Women in ACR: Christine Gaskell of A-Gas
In the A-Gas laboratory at Portbury near Bristol I carry out routine analysis of the waste refrigerants that we receive from customers and quality control checks on the gases that we supply them. A significant part of our business is collecting and processing recovered refrigerants. This involves removing contaminants and then returning the clean gases to the market.
I am also involved in method development work on behalf of A-Gas. Here I look at how to improve laboratory processes and investigate alternative ways of carrying them out. I examine how the instruments work and perform, and see how we can improve the efficiency of them.
What is your background?
I am a chemist and while at university undertook research into catalysis.

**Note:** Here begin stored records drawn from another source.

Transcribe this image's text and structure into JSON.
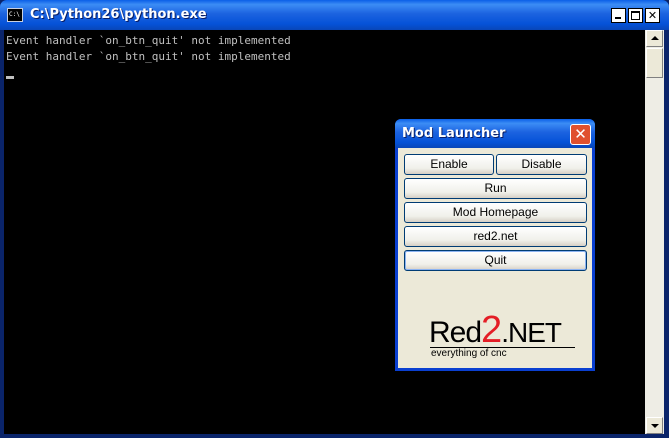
{
  "console": {
    "title": "C:\\Python26\\python.exe",
    "icon": "console-app-icon",
    "lines": [
      "Event handler `on_btn_quit' not implemented",
      "Event handler `on_btn_quit' not implemented"
    ]
  },
  "launcher": {
    "title": "Mod Launcher",
    "buttons": {
      "enable": "Enable",
      "disable": "Disable",
      "run": "Run",
      "homepage": "Mod Homepage",
      "site": "red2.net",
      "quit": "Quit"
    },
    "logo": {
      "part1": "Red",
      "part2": "2",
      "part3": ".NET",
      "tagline": "everything of cnc"
    }
  },
  "colors": {
    "titlebar": "#0A5FE8",
    "logo_accent": "#E41E26",
    "console_bg": "#000000",
    "console_text": "#C0C0C0"
  }
}
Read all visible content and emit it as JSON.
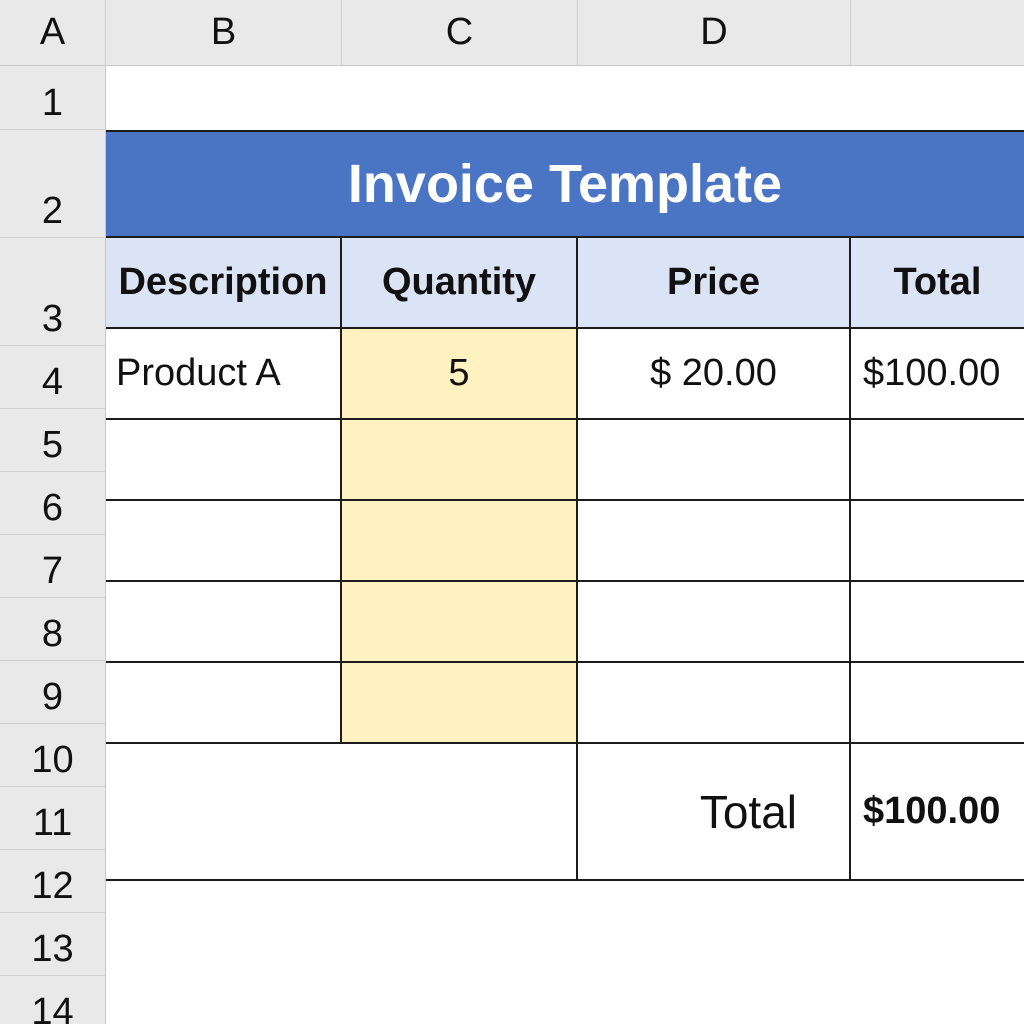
{
  "columns": [
    "A",
    "B",
    "C",
    "D"
  ],
  "rows": [
    "1",
    "2",
    "3",
    "4",
    "5",
    "6",
    "7",
    "8",
    "9",
    "10",
    "11",
    "12",
    "13",
    "14"
  ],
  "title": "Invoice Template",
  "table": {
    "headers": [
      "Description",
      "Quantity",
      "Price",
      "Total"
    ],
    "items": [
      {
        "description": "Product A",
        "quantity": "5",
        "price": "$ 20.00",
        "total": "$100.00"
      }
    ]
  },
  "summary": {
    "label": "Total",
    "value": "$100.00"
  },
  "colors": {
    "title_fill": "#4a74c4",
    "header_fill": "#dbe4f4",
    "quantity_fill": "#fff2c0",
    "grid_header": "#e9e9e9"
  }
}
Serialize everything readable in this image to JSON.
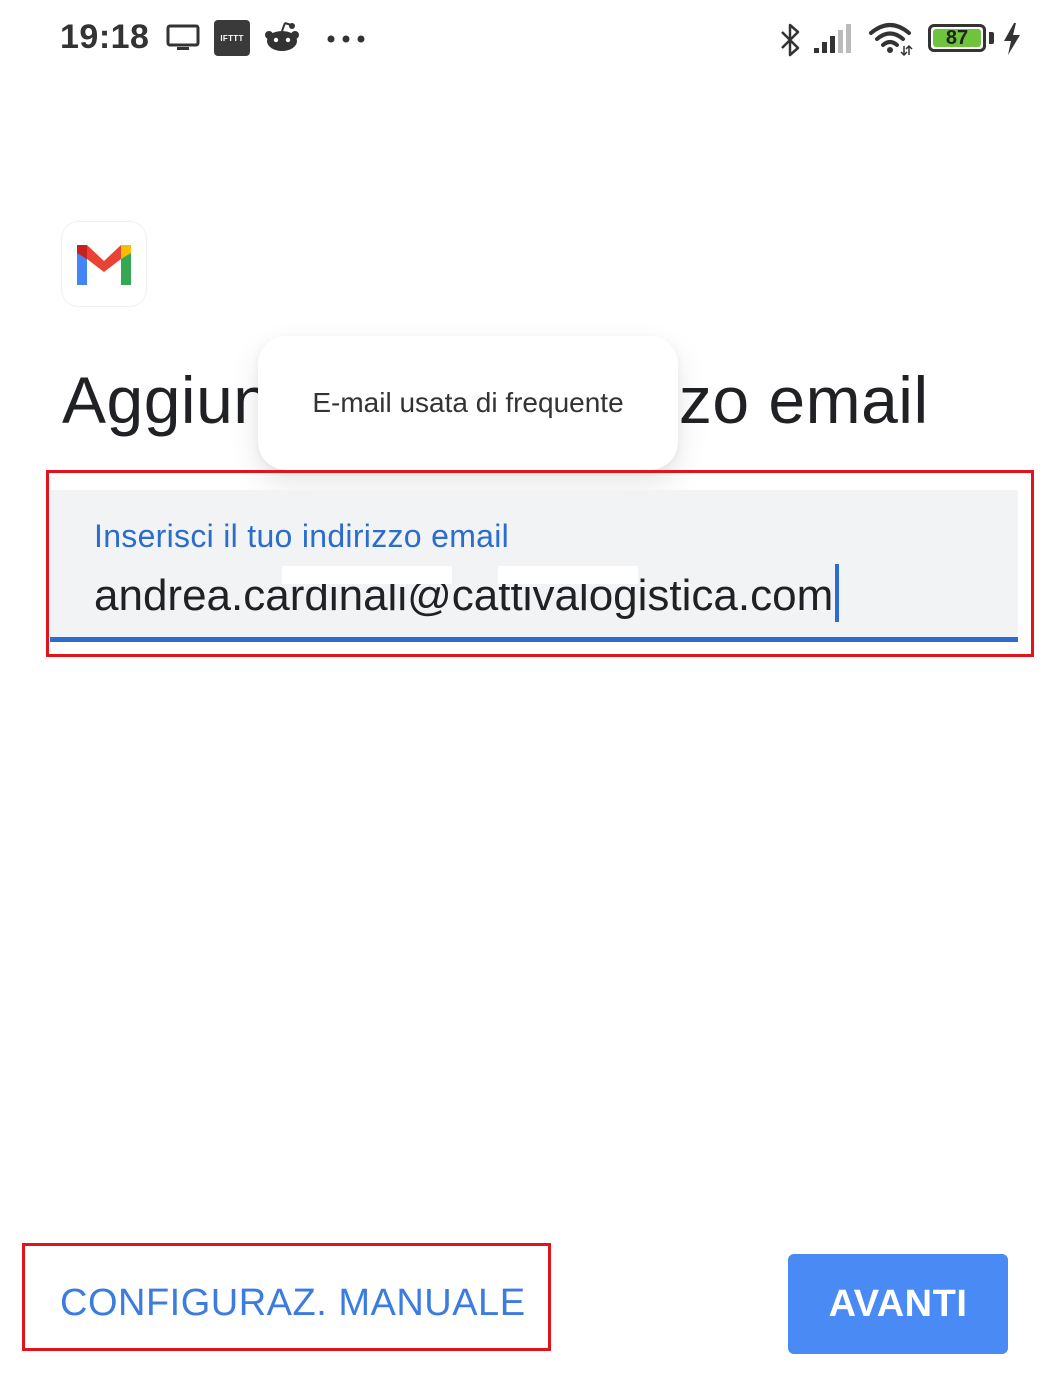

This is used traditionally to increase the rate at which a chemical reaction takes place or open the possibility of a new reaction pathway that wouldn’t normally occur. I investigated metal and metal oxide catalysts and studied how the reaction proceeded on the surface. The outcome I was looking for was a product with greater purity and less contaminant. This is an important and interesting area of green chemistry.
How did you join the refrigeration industry?
I am 31. I graduated in 2008 and then completed a PhD at Cardiff University in catalysis and finished my post-graduate work in this field in 2012. I then moved to Bristol with my husband and was looking for a chemistry-related job. I saw this position with A-Gas advertised and thought this maybe was the one for me.
What makes it the job for you?
The first thing that attracted me to the role was the instruments and the techniques used. I didn’t really know that much about refrigerants when I began working for A-Gas but the analysis techniques, and particularly one instrument, involving spectrometry is something I had been familiar with. This can fingerprint molecules based on their mass by firing a high energy stream at the particles. I like working with equipment in the laboratory, and finding out what happens in processes, and through this work my knowledge of refrigerants has widened.
Why are there so few women working in the industry?
I suspect it may be due to a lack awareness of the opportunities that lie in the refrigeration and air conditioning industry. The manual side of the industry does put off some women and it could be that for them it is a job that lacks the necessary glamour. I think it all boils down to the fact that many women don’t know about the opportunities that are available and the great careers that are on offer.
A traditional route into the industry is through the technical engineering roles but these tend to be male dominated and maybe we have to look at this aspect of recruitment in a different way.
Do you have time for a job and a family?
I am married to John and I have a son Daniel who will be two in December. In my spare time I like to garden and, when I have the opportunity, play the violin. Unfortunately, with a young son I don’t get this particular instrument out of the case very often these days. I had passed my Grade Eight music examination but unfortunately I just haven’t the time to play the violin at the moment.
What’s your next career move?
This role really suits me as I only work two days a week. I have a really good work-life balance and this allows me to look after Daniel and also have a stimulating job. When Daniel is older I will be able to consider future career moves. Having said that, I do enjoy this job because I am not stuck at a desk all day and I am working with a really good team.